• **ASSIGNED TASK**: Repeat the entries below exactly. Drop the pictures.

• **RECORDS**:
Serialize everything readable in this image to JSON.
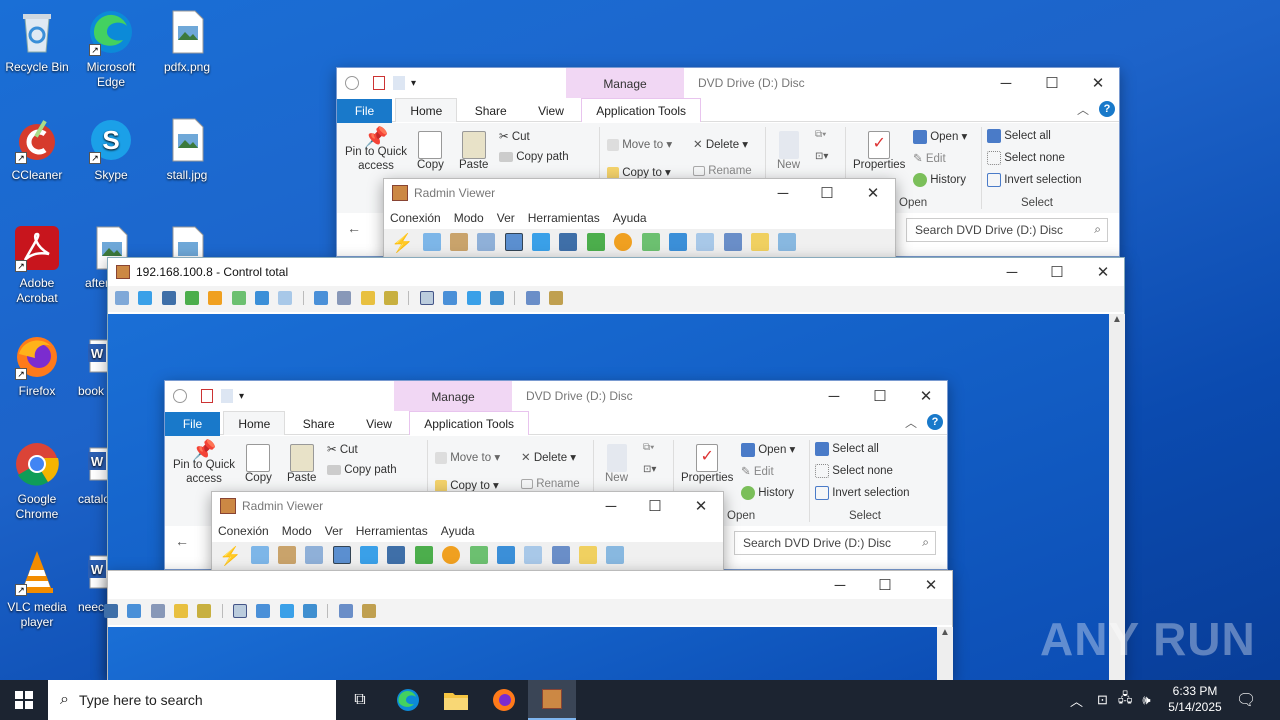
{
  "desktop": {
    "icons": [
      {
        "label": "Recycle Bin",
        "icon": "recycle-bin-icon"
      },
      {
        "label": "Microsoft Edge",
        "icon": "edge-icon"
      },
      {
        "label": "pdfx.png",
        "icon": "image-file-icon"
      },
      {
        "label": "CCleaner",
        "icon": "ccleaner-icon"
      },
      {
        "label": "Skype",
        "icon": "skype-icon"
      },
      {
        "label": "stall.jpg",
        "icon": "image-file-icon"
      },
      {
        "label": "Adobe Acrobat",
        "icon": "acrobat-icon"
      },
      {
        "label": "aftern",
        "icon": "image-file-icon"
      },
      {
        "label": "",
        "icon": "image-file-icon"
      },
      {
        "label": "Firefox",
        "icon": "firefox-icon"
      },
      {
        "label": "book",
        "icon": "word-doc-icon"
      },
      {
        "label": "Google Chrome",
        "icon": "chrome-icon"
      },
      {
        "label": "catalo",
        "icon": "word-doc-icon"
      },
      {
        "label": "VLC media player",
        "icon": "vlc-icon"
      },
      {
        "label": "neec",
        "icon": "word-doc-icon"
      }
    ]
  },
  "explorer": {
    "title": "DVD Drive (D:) Disc",
    "manage": "Manage",
    "tabs": [
      "File",
      "Home",
      "Share",
      "View",
      "Application Tools"
    ],
    "ribbon": {
      "pin": "Pin to Quick access",
      "copy": "Copy",
      "paste": "Paste",
      "cut": "Cut",
      "copy_path": "Copy path",
      "move_to": "Move to",
      "copy_to": "Copy to",
      "delete": "Delete",
      "rename": "Rename",
      "new": "New",
      "properties": "Properties",
      "open": "Open",
      "edit": "Edit",
      "history": "History",
      "select_all": "Select all",
      "select_none": "Select none",
      "invert": "Invert selection",
      "group_open": "Open",
      "group_select": "Select"
    },
    "search_placeholder": "Search DVD Drive (D:) Disc"
  },
  "radmin": {
    "title": "Radmin Viewer",
    "menu": [
      "Conexión",
      "Modo",
      "Ver",
      "Herramientas",
      "Ayuda"
    ]
  },
  "control": {
    "title": "192.168.100.8 - Control total"
  },
  "taskbar": {
    "search_placeholder": "Type here to search",
    "time": "6:33 PM",
    "date": "5/14/2025"
  },
  "watermark": "ANY RUN",
  "colors": {
    "accent": "#1979ca",
    "manage_tab": "#f1d7f4",
    "desktop": "#1d63c9",
    "taskbar": "#1c2431"
  }
}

• **TASK OUTPUT**:
Serialize everything readable in this image to JSON.
{
  "desktop": {
    "icons": [
      {
        "label": "Recycle Bin",
        "icon": "recycle-bin-icon"
      },
      {
        "label": "Microsoft Edge",
        "icon": "edge-icon"
      },
      {
        "label": "pdfx.png",
        "icon": "image-file-icon"
      },
      {
        "label": "CCleaner",
        "icon": "ccleaner-icon"
      },
      {
        "label": "Skype",
        "icon": "skype-icon"
      },
      {
        "label": "stall.jpg",
        "icon": "image-file-icon"
      },
      {
        "label": "Adobe Acrobat",
        "icon": "acrobat-icon"
      },
      {
        "label": "aftern",
        "icon": "image-file-icon"
      },
      {
        "label": "",
        "icon": "image-file-icon"
      },
      {
        "label": "Firefox",
        "icon": "firefox-icon"
      },
      {
        "label": "book",
        "icon": "word-doc-icon"
      },
      {
        "label": "Google Chrome",
        "icon": "chrome-icon"
      },
      {
        "label": "catalo",
        "icon": "word-doc-icon"
      },
      {
        "label": "VLC media player",
        "icon": "vlc-icon"
      },
      {
        "label": "neec",
        "icon": "word-doc-icon"
      }
    ]
  },
  "explorer": {
    "title": "DVD Drive (D:) Disc",
    "manage": "Manage",
    "tabs": [
      "File",
      "Home",
      "Share",
      "View",
      "Application Tools"
    ],
    "ribbon": {
      "pin": "Pin to Quick access",
      "copy": "Copy",
      "paste": "Paste",
      "cut": "Cut",
      "copy_path": "Copy path",
      "move_to": "Move to",
      "copy_to": "Copy to",
      "delete": "Delete",
      "rename": "Rename",
      "new": "New",
      "properties": "Properties",
      "open": "Open",
      "edit": "Edit",
      "history": "History",
      "select_all": "Select all",
      "select_none": "Select none",
      "invert": "Invert selection",
      "group_open": "Open",
      "group_select": "Select"
    },
    "search_placeholder": "Search DVD Drive (D:) Disc"
  },
  "radmin": {
    "title": "Radmin Viewer",
    "menu": [
      "Conexión",
      "Modo",
      "Ver",
      "Herramientas",
      "Ayuda"
    ]
  },
  "control": {
    "title": "192.168.100.8 - Control total"
  },
  "taskbar": {
    "search_placeholder": "Type here to search",
    "time": "6:33 PM",
    "date": "5/14/2025"
  },
  "watermark": "ANY RUN",
  "colors": {
    "accent": "#1979ca",
    "manage_tab": "#f1d7f4",
    "desktop": "#1d63c9",
    "taskbar": "#1c2431"
  }
}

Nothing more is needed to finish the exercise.